Images and videos placed in different folders appear in different sub-galleries that automatically get the name of the folder, which is very convenient – just like a file manager.
The different albums appear as piles of photos which fall in neat grids once selected. Online albums at Picasa show up as separate stacks as well.
You can also organize the photos by date via a button in the top right corner which switches between grid and timeline view.
In grid view, there’s a date slider, which can also be used to find photos taken on a certain date.
If you are checking out a photo, you can use the tabs at the top of the screen to jump back to the main gallery screen, without having to go through its folder.

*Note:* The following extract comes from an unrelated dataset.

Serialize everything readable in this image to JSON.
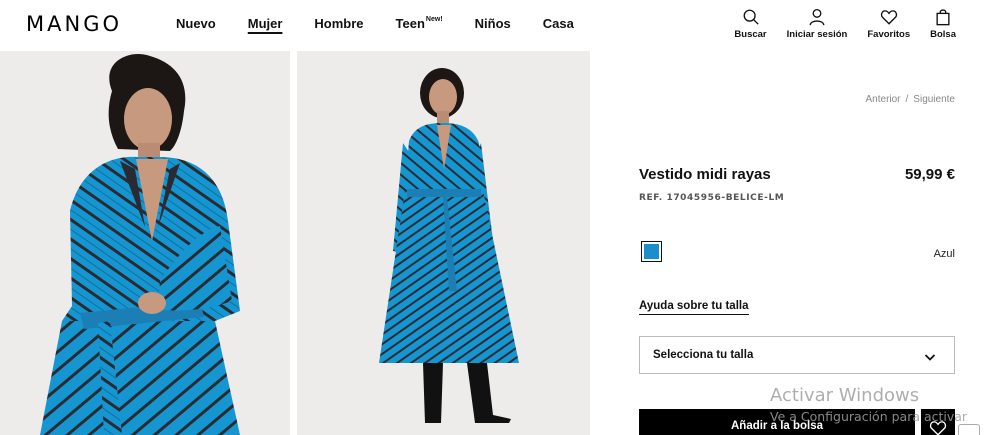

The gallery supports finger scrolling or panning so you can skip images without having to return to the default view. Just swipe to the left or right when viewing a photo in fullscreen mode and the previous/next image will appear.
Thanks to multi-touch support pinch zooming is also enabled on the Galaxy Y but you can also double tap or use the +/- buttons.
The video player found on the Galaxy Y is plain and simple to use but due to the hardware limitations will not play any DivX or XviD videos, the same goes for over WVGA resolution videos. Anyway this is a simple case of what you get is what you've paid for - the price justifies the limits.
The video player can handle 3GP and MP4 video files. You can use the Gallery or the My Files app to browse videos. The on-screen controls boil down to play/pause and skip buttons as well as a scrollable progress bar.
TouchWiz music player
The music player in the Samsung Galaxy Y is equipped with the TouchWiz UI as well. You can sort the music using the sorting options which are neatly displayed in a tabbed interface. Among the options are current playlist, all tracks, playlists and albums, artists and composers. You are free to remove some of the filters to make the interface easier to navigate.
The Now playing screen offers an artist cover background and plenty of options. While on a track you can also browse the songs in the same album.
Music experience on the Galaxy Y can be enhanced thanks to the included equalizer in the settings menu.
Audio quality is quite good
The Samsung Galaxy Y S5360 did fairly well in our audio quality test. It's not the best we have seen, but it certainly does better than its price tag suggests.
When connected to an external amplifier the smartphone got some really impressive scores with the only average stereo crosstalk being the only exception.
Luckily the hit that the performance takes when headphones are connected is not too bad - stereo crosstalk spikes and some intermodulation distortion creeps in, but that's about it. Sadly, the volume level in either scenario is quite low.
And here come the full results so you can see for yourselves:
|Test||Frequency response||Noise level||Dynamic range||THD||IMD + Noise||Stereo crosstalk|
Samsung Galaxy Y S5360 frequency response
You can learn more about the whole testing process here.